As for electric cars, Kijiji Autos looked at new registrations of electric vehicles in the first quarter of 2021, as well as total charging stations. Montreal landed second to Toronto with a total of 3,633 new registered electric cars, and 1,258 electric charging stations throughout the city.
Kijiji Autos also looked at the number of hybrids and electric vehicles for sale on their platform. Montreal led the way with 1,063 hybrid vehicles and 375 electric vehicles, states the report.
With the province of Quebec offering residents a rebate for the purchase or lease of electric cars, Quebec estimates that there will be 1.5 million electric vehicles on the road by 2030.
The Quebec government is going to pump a ton of cash into Montreal-area public transit authorities in an effort to, hopefully, make your transit commute better. Chantal Rouleau, Minister of Transport and Minister responsible for the Metropolitan Area and the Montreal Region, announced a $24.8 million financial contribution for mitigation measures in public and active transportation.
"Because public transit is a sustainable solution to road congestion, it is essential for us to maintain the mitigation measures that have been implemented and that have proven their worth," Rouleau said in a press release.
According to the government's plan, the funding is a concrete measure to implement "sustainable mobility solutions to limit the impact of roadwork on traffic in the metropolitan region."
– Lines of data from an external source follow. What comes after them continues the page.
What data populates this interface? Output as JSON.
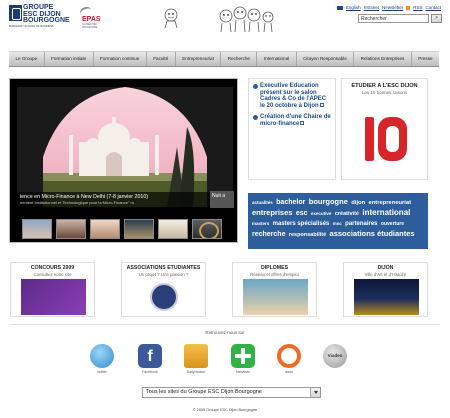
{
  "header": {
    "logo_line1": "GROUPE",
    "logo_line2": "ESC DIJON",
    "logo_line3": "BOURGOGNE",
    "logo_sub": "BURGUNDY SCHOOL OF BUSINESS",
    "epas_title": "EPAS",
    "epas_sub": "ACCREDITED PROGRAMME",
    "top_links": [
      "English",
      "Intranet",
      "Newsletter",
      "RSS",
      "Contact"
    ],
    "search_value": "Rechercher",
    "search_button": ">"
  },
  "nav": {
    "items": [
      "Le Groupe",
      "Formation initiale",
      "Formation continue",
      "Faculté",
      "Entrepreneuriat",
      "Recherche",
      "International",
      "Citoyen Responsable",
      "Relations Entreprises",
      "Presse"
    ]
  },
  "slideshow": {
    "caption_title": "ience en Micro-Finance à New Delhi (7-8 janvier 2010)",
    "caption_sub": "nement Institutionnel et Technologique pour la Micro-Finance\" m",
    "next_title": "Nuit a"
  },
  "news": [
    "Executive Education présent sur le salon Cadres & Co de l'APEC le 20 octobre à Dijon",
    "Création d'une Chaire de micro-finance"
  ],
  "etudier": {
    "title": "ETUDIER A L'ESC DIJON",
    "subtitle": "Les 10 bonnes raisons"
  },
  "tags": [
    {
      "text": "actualités",
      "size": 4.5
    },
    {
      "text": "bachelor",
      "size": 7
    },
    {
      "text": "bourgogne",
      "size": 7.5
    },
    {
      "text": "dijon",
      "size": 5.8
    },
    {
      "text": "entrepreneuriat",
      "size": 5.8
    },
    {
      "text": "entreprises",
      "size": 7.5
    },
    {
      "text": "esc",
      "size": 7
    },
    {
      "text": "executive",
      "size": 4.5
    },
    {
      "text": "créativité",
      "size": 5.5
    },
    {
      "text": "international",
      "size": 8
    },
    {
      "text": "masters",
      "size": 4.5
    },
    {
      "text": "masters spécialisés",
      "size": 6
    },
    {
      "text": "msc",
      "size": 4.5
    },
    {
      "text": "partenaires",
      "size": 6
    },
    {
      "text": "ouverture",
      "size": 5
    },
    {
      "text": "recherche",
      "size": 7
    },
    {
      "text": "responsabilité",
      "size": 5.5
    },
    {
      "text": "associations étudiantes",
      "size": 7.5
    }
  ],
  "boxes": [
    {
      "title": "CONCOURS 2009",
      "sub": "Consultez notre site"
    },
    {
      "title": "ASSOCIATIONS ETUDIANTES",
      "sub": "Un projet ? Une passion ?"
    },
    {
      "title": "DIPLOMES",
      "sub": "Réseau et offres d'emploi"
    },
    {
      "title": "DIJON",
      "sub": "Ville d'Art et d'Histoire"
    }
  ],
  "retrouvez": "Retrouvez-nous sur",
  "social": [
    {
      "label": "twitter",
      "icon": "twitter-icon"
    },
    {
      "label": "Facebook",
      "icon": "facebook-icon"
    },
    {
      "label": "Dailymotion",
      "icon": "dailymotion-icon"
    },
    {
      "label": "Netvibes",
      "icon": "netvibes-icon"
    },
    {
      "label": "issuu",
      "icon": "issuu-icon"
    },
    {
      "label": "",
      "icon": "viadeo-icon",
      "text": "Viadeo"
    }
  ],
  "site_select": "Tous les sites du Groupe ESC Dijon Bourgogne",
  "copyright": "© 2009 Groupe ESC Dijon Bourgogne",
  "colors": {
    "brand_blue": "#1b3a7a",
    "tag_cloud_bg": "#2d5d9b",
    "epas_red": "#c0172b",
    "ten_red": "#d7262b"
  }
}
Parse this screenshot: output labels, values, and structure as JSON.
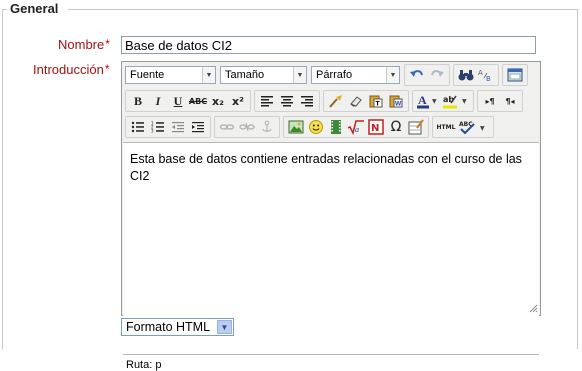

While short on details, the contribution will be paid directly to the Autorité régionale de transport métropolitain (ARTM), the metropolitan transit authority.
Much of the funding will be to "support measures currently in effect, such as service improvements on the networks of exo, the Réseau de transport de Longueuil (RTL), the Société de transport de Laval (STL) and the Société de transport de Montréal (STM), or the addition of incentive parking spaces," according to the government's announcement.
"These measures are in addition to the daily efforts of Mobilité Montréal's partners to coordinate construction-related obstacles and limit their number and impact on traffic," Rouleau explained.
The province has invested $443.8 million into public transit mitigation measures since 2011.
This article’s cover image was used for illustrative purposes only.
But those who prefer to use cash shouldn't fret. The STM isn't doing away with cash payments altogether. Automatic ticket machines, the STM's network of 350 ticket retailers, and buses will continue to accept the payment.
"This decision follows the evolution of customer needs," reads an STM press release issued Monday.
Since the STM finished equipping its ticket booths with contactless debit-credit payment in December 2020, it said the option is "gaining in popularity and now represents the majority of booth sales."
The STM also said it could see recurring savings of more than $1 million with this move "by optimizing and simplifying various operational processes."
In the fall of 2020, the STM surveyed its customers and said it found that only a minority preferred cash over cards.
"A minority of customers saw a negative impact with the removal of cash, primarily for reasons of desired flexibility, without even considering that the cash option remains available elsewhere," it said.
That said, the STM is aware that some customers may not adapt easily to this change. It said it knows some Montrealers require a human touch when it comes to buying tickets. With that in mind, the STM made it clear that it'll increase the presence of agents and station managers on the floor to help customers purchase tickets.
An information campaign is also in the works to educate customers on the upcoming changes, the STM said.
Prior to this announcement, the STM was already in the process of adding new features to facilitate card-based fare purchases. In November, it introduced an OPUS card scanning feature on the Chrono app, which you can use to see how many fares you have left, and you may soon be able to use it to add fares with your phone.
This article’s cover image was used for illustrative purposes only.